Alexander Wilder Blog Emma Hardinge Britten

Recent Historical Research on 19thc Adepts

Whatever happened to the Adepts and Initiates? No new evidence has come to my attention about other characters in The Masters Revealed and its sequel, but these eighteen have been research subjects for various articles and books published over the last three decades, often noted in this blog individually.

Albert L. Rawson has been the subject of biographical articles by John Patrick Deveney and discussed in a book by Susan Nance featured in this blog.  His colorful family life is much better understood due to the proliferation of new genealogical and local history information online.

Max Theon, born Louis M. Bimstein, has been featured in several new and forthcoming books from Israel that shed new light on the Cosmic Philosophy he espoused with his wife Alma Theon. Letters to the Sage provides some new information on Theon as a figure in the Hermetic Brotherhood of Luxor.

Jamal ad-Din al-Afghani and his associates Charles-Ernest Renan and Henri Rochefort were all discussed by Wilfrid Scawen Blunt as meeting with Mme. Blavatsky, Colonel Olcott, and Mohini Chatterji in March 1884 in Paris.  Three recent books by Dominic Green explore this evidence which confirms a relationship I had hypothesized in 1990.

Maria, Duchese de Pomar and Countess of Caithness, was investigated in Art Magic by Marc Demarest in association with Emma Harding Britten’s Chevalier Louis de B— and later in my own introduction to Sarah Stanley Grimke’s Collected Works. Richard Francis Burton is also investigated in the same volume as another prototype for the Chevalier.

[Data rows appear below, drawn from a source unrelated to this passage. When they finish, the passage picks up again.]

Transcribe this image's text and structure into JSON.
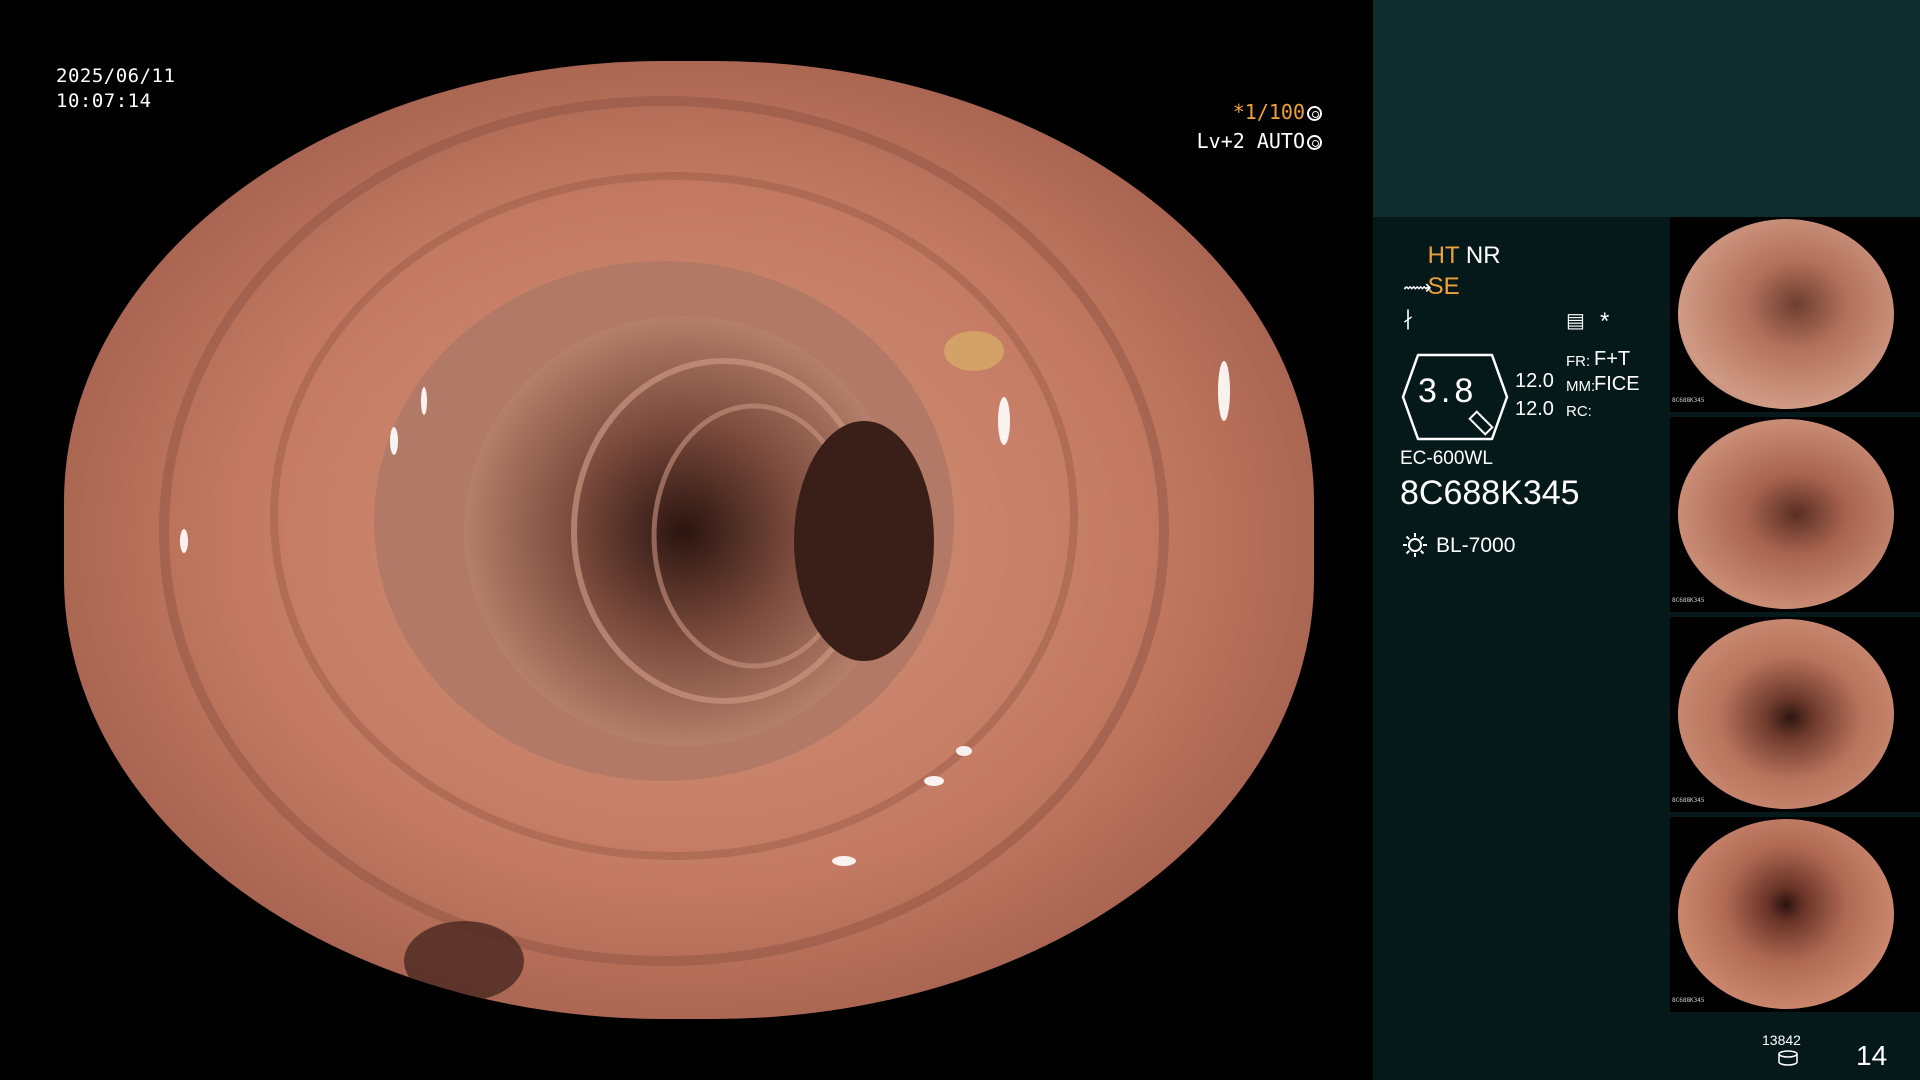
{
  "overlay": {
    "date": "2025/06/11",
    "time": "10:07:14",
    "shutter": "*1/100",
    "level": "Lv+2 AUTO"
  },
  "processing": {
    "ht": "HT",
    "nr": "NR",
    "se": "SE",
    "prc_value": "3.8",
    "gain_top": "12.0",
    "gain_bottom": "12.0",
    "fr_label": "FR:",
    "fr_value": "F+T",
    "mm_label": "MM:",
    "mm_value": "FICE",
    "rc_label": "RC:",
    "asterisk": "*"
  },
  "scope": {
    "model": "EC-600WL",
    "serial": "8C688K345",
    "light_source": "BL-7000"
  },
  "thumbnails": [
    {
      "label": "8C688K345"
    },
    {
      "label": "8C688K345"
    },
    {
      "label": "8C688K345"
    },
    {
      "label": "8C688K345"
    }
  ],
  "footer": {
    "image_count": "13842",
    "page": "14"
  },
  "colors": {
    "accent_orange": "#f0a23a",
    "sidebar_bg": "#06191a",
    "sidebar_top": "#0e2d2d",
    "mucosa": "#c97a62"
  }
}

Burton’s associate in Damascus, Abdelkader, Sufi sheikh from Algeria, is subject of a new biography mentioned in this blog.

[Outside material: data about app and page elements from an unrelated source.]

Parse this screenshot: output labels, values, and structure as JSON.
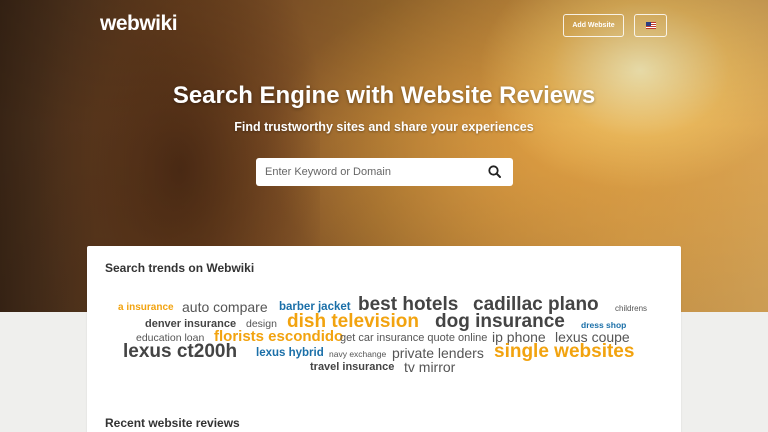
{
  "header": {
    "logo": "webwiki",
    "add_website_label": "Add Website",
    "language": "English (US)"
  },
  "hero": {
    "title": "Search Engine with Website Reviews",
    "subtitle": "Find trustworthy sites and share your experiences"
  },
  "search": {
    "placeholder": "Enter Keyword or Domain",
    "value": ""
  },
  "trends": {
    "title": "Search trends on Webwiki",
    "tags": {
      "a_insurance": "a insurance",
      "auto_compare": "auto compare",
      "barber_jacket": "barber jacket",
      "best_hotels": "best hotels",
      "cadillac_plano": "cadillac plano",
      "childrens": "childrens",
      "denver_insurance": "denver insurance",
      "design": "design",
      "dish_television": "dish television",
      "dog_insurance": "dog insurance",
      "dress_shop": "dress shop",
      "education_loan": "education loan",
      "florists_escondido": "florists escondido",
      "get_car_insurance": "get car insurance quote online",
      "ip_phone": "ip phone",
      "lexus_coupe": "lexus coupe",
      "lexus_ct200h": "lexus ct200h",
      "lexus_hybrid": "lexus hybrid",
      "navy_exchange": "navy exchange",
      "private_lenders": "private lenders",
      "single_websites": "single websites",
      "travel_insurance": "travel insurance",
      "tv_mirror": "tv mirror"
    }
  },
  "recent": {
    "title": "Recent website reviews"
  },
  "colors": {
    "accent_orange": "#f2a30f",
    "link_blue": "#1a6fa8",
    "text_dark": "#444444"
  },
  "icons": {
    "search": "magnifier-icon",
    "language": "us-flag-icon"
  }
}
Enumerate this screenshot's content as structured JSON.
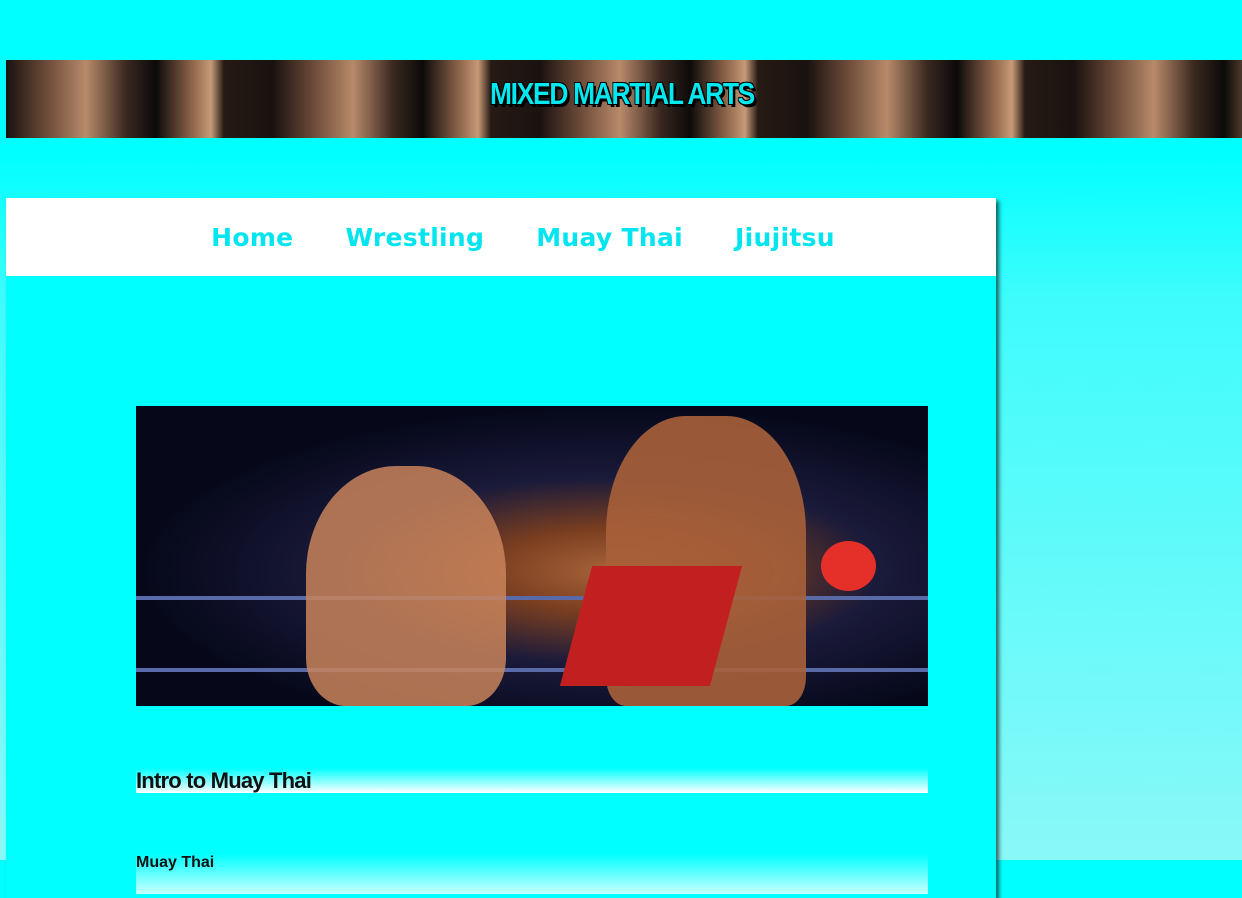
{
  "banner": {
    "title": "MIXED MARTIAL ARTS"
  },
  "nav": {
    "items": [
      {
        "label": "Home"
      },
      {
        "label": "Wrestling"
      },
      {
        "label": "Muay Thai"
      },
      {
        "label": "Jiujitsu"
      }
    ]
  },
  "content": {
    "heading": "Intro to Muay Thai",
    "subheading": "Muay Thai"
  },
  "colors": {
    "background": "#00ffff",
    "nav_link": "#00e5f0"
  }
}
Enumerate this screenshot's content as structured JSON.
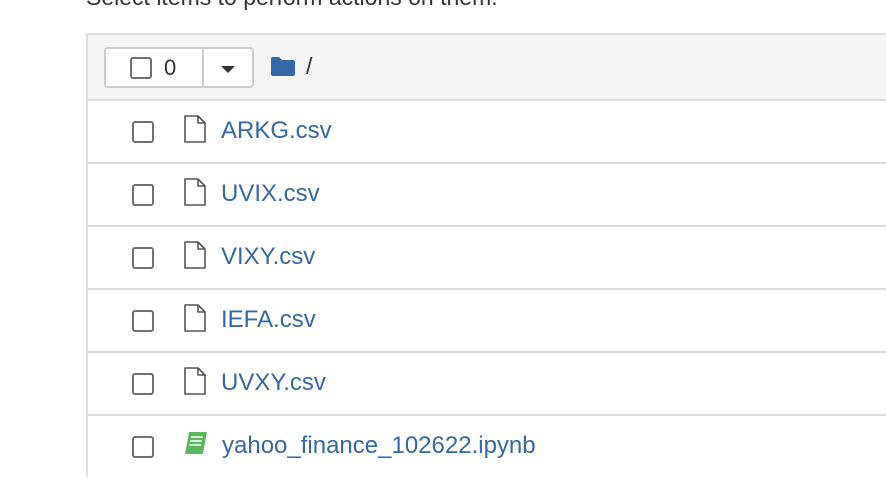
{
  "instructions": "Select items to perform actions on them.",
  "header": {
    "selected_count": "0",
    "breadcrumb_separator": "/"
  },
  "colors": {
    "link": "#3568a8",
    "notebook_icon": "#5cb85c",
    "folder_icon": "#3568a8"
  },
  "files": [
    {
      "name": "ARKG.csv",
      "icon": "file-icon"
    },
    {
      "name": "UVIX.csv",
      "icon": "file-icon"
    },
    {
      "name": "VIXY.csv",
      "icon": "file-icon"
    },
    {
      "name": "IEFA.csv",
      "icon": "file-icon"
    },
    {
      "name": "UVXY.csv",
      "icon": "file-icon"
    },
    {
      "name": "yahoo_finance_102622.ipynb",
      "icon": "notebook-icon"
    }
  ]
}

Blavatsky’s publisher Mikhail Katkov is prominently featured in Katya Hokanson’s 2022 A Woman’s Empire by a scholar of Russian language and literature. Ranbir Singh, Maharaja of Kashmir, is also illuminated by this book’s discussion of The Durbar in Lahore.

James Martin Peebles is discussed at length in relation to the Bengal Renaissance in my chapter for Imagining the East, as are Mohini Chatterji and Norendro Nath Sen.

A.P. Sinnett and A.O. Hume are explored in relation to the Mahatma Letters and Richard Hodgson in my foreword and appendix to the reprint of Hurrychund Chintamon’s Commentary on the Text of the Bhagavad-Gita.

But two cases where progress is uncertain are those of “Ooton Liatto” and “Paolos Metamon” whose names cannot be solidly confirmed with historical evidence and may be aliases. “Agardi Metrovitch” likewise cannot be solidly linked with a historical name, but the latest evidence from a Hungarian researcher suggests he was opera singer Giovanni Metrovitch. Forthcoming volumes of letters by Blavatsky and her book The Durbar in Lahore may offer new clues to these and other mysteries.